Veterans can reduce heat-related illnesses by observing precautions to avoid overheating and dehydration.
Wide-brimmed hats in light colors keep the sun from warming the head and neck and block the powerful radiation from hurting the eyes; vents on a hat will allow perspiration to cool the head.
Strenuous exercise should be avoided during daylight hours in hot weather; so should remaining in enclosed spaces (such as automobiles). The temperature inside cars can reach 200°F (c. 93°C) at the right exterior temperature, sunlight, color of vehicle, and type of vehicle.
• Put off strenuous tasks for a cooler day or plan to do them during the coolest parts of the day
• When outside, wear lightweight and light-colored clothing. Carry an umbrella for shade. Sponge off with cool water from time to time throughout the day.
• Most important of all, drink lots of water, juices, or sports drinks. (Avoid caffeine and alcohol).

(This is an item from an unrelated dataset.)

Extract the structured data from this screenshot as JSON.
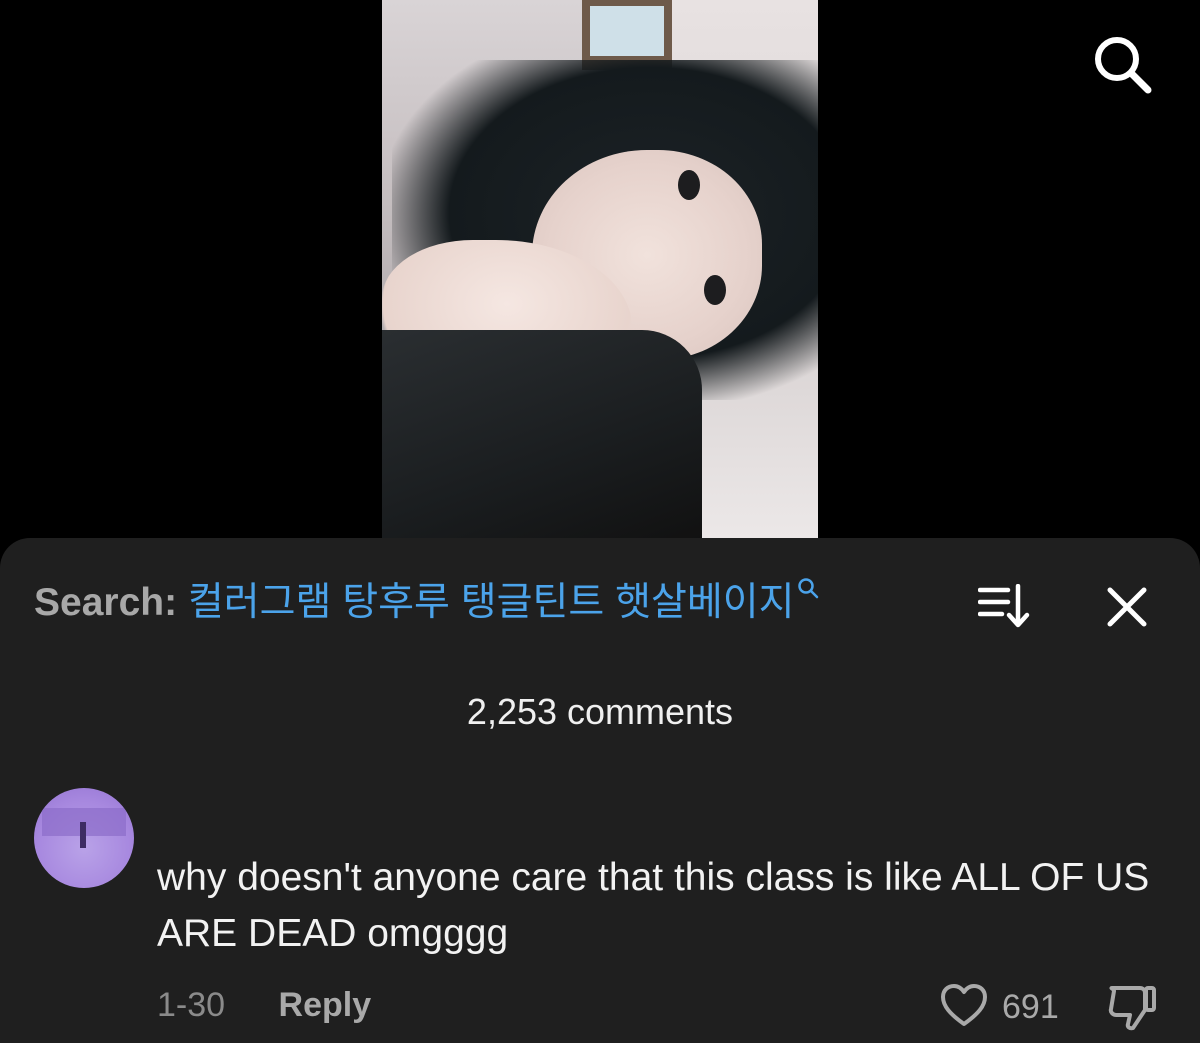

Stay alert for Weather Conditions and warnings. Contact a physician if you have heat-related symptoms; muscle cramps, feeling faint, headache, weakness, thirst, and confusion, severe sweating, or fever.